    The example in screenshot 2 shows a densityreduction of approx. 5 kg/m3 within 30 minutes.The material used is reduced until the specifiedbending modules of rupture is precisely achieved(necessary safety margin – green curve). A further reduction would lead to qualityproblems. The operator is able to precisely setthe necessary safety margins for the desired production or quality level of his line. The impactof changes to the process settings on the quality


    Screenshot 2: Example of a quality trend

    Screenshot 3: Example of a cost trending (simulation)

    Graph 1: Example showing the reduction of processfluctuations (standard deviation raw density of HDFboards)





    0May Jun Jul Aug Sep Oct Nov Dec Jan Feb Mar Apr May Jun Jul03 03 03 03 03 03 03 03 04 04 04 04 04 04 04

    Monthly average density standard deviation

    Table 1: Example for cost reduction with Prod-IQ

    Example of a plant

    Amount of production 1,000 m3/day costs of wood 50 B /toAverage density 650 kg/m3 costs of glue 250 B /to

    Average of earned profit 40 B /m3 personell cost 50 B /h


    Prod-IQ.basics+business x (PROMACS)Prod-IQ.quality x (SPOC)

    Benefits value experience remarksfrom up to

    Reduction of downtimes in % 1.5 1.5 2.5 downtime analysisdetects failures more easily

    Increase first quality in % 1.0 1.0 2.0 online quality controlMaterial savings in % 2.5 2.5 3.0 increased process capability

    –> lighter boards – same quality

    Increase press speed in % 0.5 0.5 6.0 closer to guaranteed qualityTime savings for reports in h/day 1.0 1.0 2.0 automatically generated reports

    and KPIsCost optimization (“Tacho”) in % 0.5 0.5 1.5 increased awareness of costs

    Benefits in v /day 2,405 SumCost reduction in v /day 2,295 (– running costs)

    Cost reduction in v /year 837,675


    Wuxi Conquers AsiaSiempelkamp starts production for the Far-East in China

    By Ralf Griesche

    On July 5 of this year the time had finally arrived:Dr. Hans W. Fechner and Heinz Classen, Managing Directors of Siempelkamp Maschi-nen- und Anlagenbau GmbH & Co. KG, Krefeld,Germany ceremoniously opened the new plantfor the company’s first subsidiary in China. Thisrepresents the high-point so far of two decades of activity in the Far-East. The new company,Siempelkamp (Wuxi) Machinery ManufacturingCo. Ltd., is based in the city of Wuxi in the province of Jiangsu.

    China is, as everyone knows, by no means asmall country. Beijing, Shanghai, Canton, HongKong – well-known names. But Wuxi? Just asmall town perhaps?
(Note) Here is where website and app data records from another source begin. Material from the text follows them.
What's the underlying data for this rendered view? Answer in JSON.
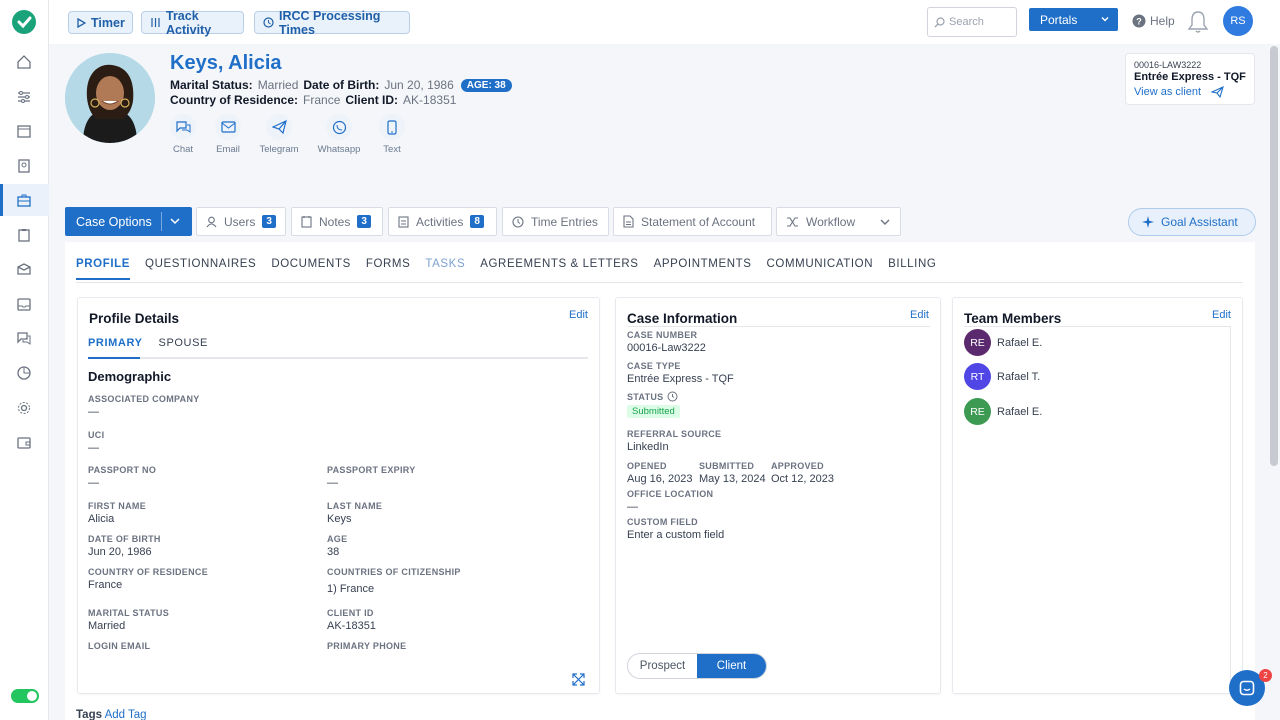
{
  "topbar": {
    "timer_label": "Timer",
    "track_label": "Track Activity",
    "ircc_label": "IRCC Processing Times",
    "search_placeholder": "Search",
    "portals_label": "Portals",
    "help_label": "Help",
    "user_initials": "RS"
  },
  "client": {
    "name": "Keys, Alicia",
    "marital_status_label": "Marital Status:",
    "marital_status": "Married",
    "dob_label": "Date of Birth:",
    "dob": "Jun 20, 1986",
    "age_badge": "AGE: 38",
    "country_label": "Country of Residence:",
    "country": "France",
    "client_id_label": "Client ID:",
    "client_id": "AK-18351"
  },
  "contacts": [
    "Chat",
    "Email",
    "Telegram",
    "Whatsapp",
    "Text"
  ],
  "case_card": {
    "number": "00016-LAW3222",
    "type": "Entrée Express - TQF",
    "view_label": "View as client"
  },
  "actions": {
    "case_options": "Case Options",
    "users": "Users",
    "users_count": "3",
    "notes": "Notes",
    "notes_count": "3",
    "activities": "Activities",
    "activities_count": "8",
    "time_entries": "Time Entries",
    "statement": "Statement of Account",
    "workflow": "Workflow",
    "goal_assistant": "Goal Assistant"
  },
  "tabs": [
    "PROFILE",
    "QUESTIONNAIRES",
    "DOCUMENTS",
    "FORMS",
    "TASKS",
    "AGREEMENTS & LETTERS",
    "APPOINTMENTS",
    "COMMUNICATION",
    "BILLING"
  ],
  "profile": {
    "title": "Profile Details",
    "edit": "Edit",
    "subtab_primary": "PRIMARY",
    "subtab_spouse": "SPOUSE",
    "section": "Demographic",
    "associated_company_label": "ASSOCIATED COMPANY",
    "associated_company": "—",
    "uci_label": "UCI",
    "uci": "—",
    "passport_no_label": "PASSPORT NO",
    "passport_no": "—",
    "passport_expiry_label": "PASSPORT EXPIRY",
    "passport_expiry": "—",
    "first_name_label": "FIRST NAME",
    "first_name": "Alicia",
    "last_name_label": "LAST NAME",
    "last_name": "Keys",
    "dob_label": "DATE OF BIRTH",
    "dob": "Jun 20, 1986",
    "age_label": "AGE",
    "age": "38",
    "country_label": "COUNTRY OF RESIDENCE",
    "country": "France",
    "citizenship_label": "COUNTRIES OF CITIZENSHIP",
    "citizenship": "1) France",
    "marital_label": "MARITAL STATUS",
    "marital": "Married",
    "client_id_label": "CLIENT ID",
    "client_id": "AK-18351",
    "login_email_label": "LOGIN EMAIL",
    "primary_phone_label": "PRIMARY PHONE"
  },
  "case_info": {
    "title": "Case Information",
    "edit": "Edit",
    "case_number_label": "CASE NUMBER",
    "case_number": "00016-Law3222",
    "case_type_label": "CASE TYPE",
    "case_type": "Entrée Express - TQF",
    "status_label": "STATUS",
    "status": "Submitted",
    "referral_label": "REFERRAL SOURCE",
    "referral": "LinkedIn",
    "opened_label": "OPENED",
    "opened": "Aug 16, 2023",
    "submitted_label": "SUBMITTED",
    "submitted": "May 13, 2024",
    "approved_label": "APPROVED",
    "approved": "Oct 12, 2023",
    "office_label": "OFFICE LOCATION",
    "office": "—",
    "custom_label": "CUSTOM FIELD",
    "custom": "Enter a custom field",
    "prospect_label": "Prospect",
    "client_label": "Client"
  },
  "team": {
    "title": "Team Members",
    "edit": "Edit",
    "members": [
      {
        "initials": "RE",
        "name": "Rafael E.",
        "color": "#5b2a6e"
      },
      {
        "initials": "RT",
        "name": "Rafael T.",
        "color": "#4f46e5"
      },
      {
        "initials": "RE",
        "name": "Rafael E.",
        "color": "#3c9a52"
      }
    ]
  },
  "tags": {
    "label": "Tags",
    "add": "Add Tag"
  },
  "notifications": {
    "chat_badge": "2"
  }
}
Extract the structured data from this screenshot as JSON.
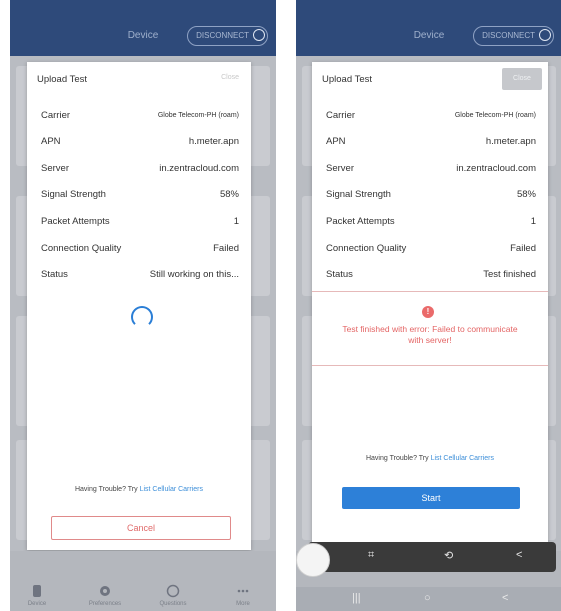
{
  "top_bar": {
    "title": "Device",
    "disconnect_label": "DISCONNECT"
  },
  "modal": {
    "title": "Upload Test",
    "close_label": "Close",
    "fields": [
      {
        "label": "Carrier",
        "value": "Globe Telecom-PH (roam)"
      },
      {
        "label": "APN",
        "value": "h.meter.apn"
      },
      {
        "label": "Server",
        "value": "in.zentracloud.com"
      },
      {
        "label": "Signal Strength",
        "value": "58%"
      },
      {
        "label": "Packet Attempts",
        "value": "1"
      },
      {
        "label": "Connection Quality",
        "value": "Failed"
      }
    ],
    "status_label": "Status",
    "status_in_progress": "Still working on this...",
    "status_done": "Test finished",
    "error_icon": "!",
    "error_message": "Test finished with error: Failed to communicate with server!",
    "trouble_text": "Having Trouble? Try",
    "trouble_link": "List Cellular Carriers",
    "cancel_label": "Cancel",
    "start_label": "Start"
  },
  "bottom_nav": [
    "Device",
    "Preferences",
    "Questions",
    "More"
  ],
  "share_toolbar": {
    "icons": [
      "crop-icon",
      "rotate-icon",
      "share-icon"
    ]
  },
  "icons": {
    "spinner": "loading-spinner-icon",
    "error": "error-circle-icon"
  },
  "colors": {
    "header": "#2e4a7a",
    "primary_blue": "#2d80d8",
    "error_red": "#e46565"
  }
}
Nothing could be more wrong, for in Wuxi the press specialist with registered headquarters in Germany has selected a prosperous city in the vicinity of themetropolis of Shanghai. With a population of1.7 million, Wuxi is roughly the size of Hamburgin ter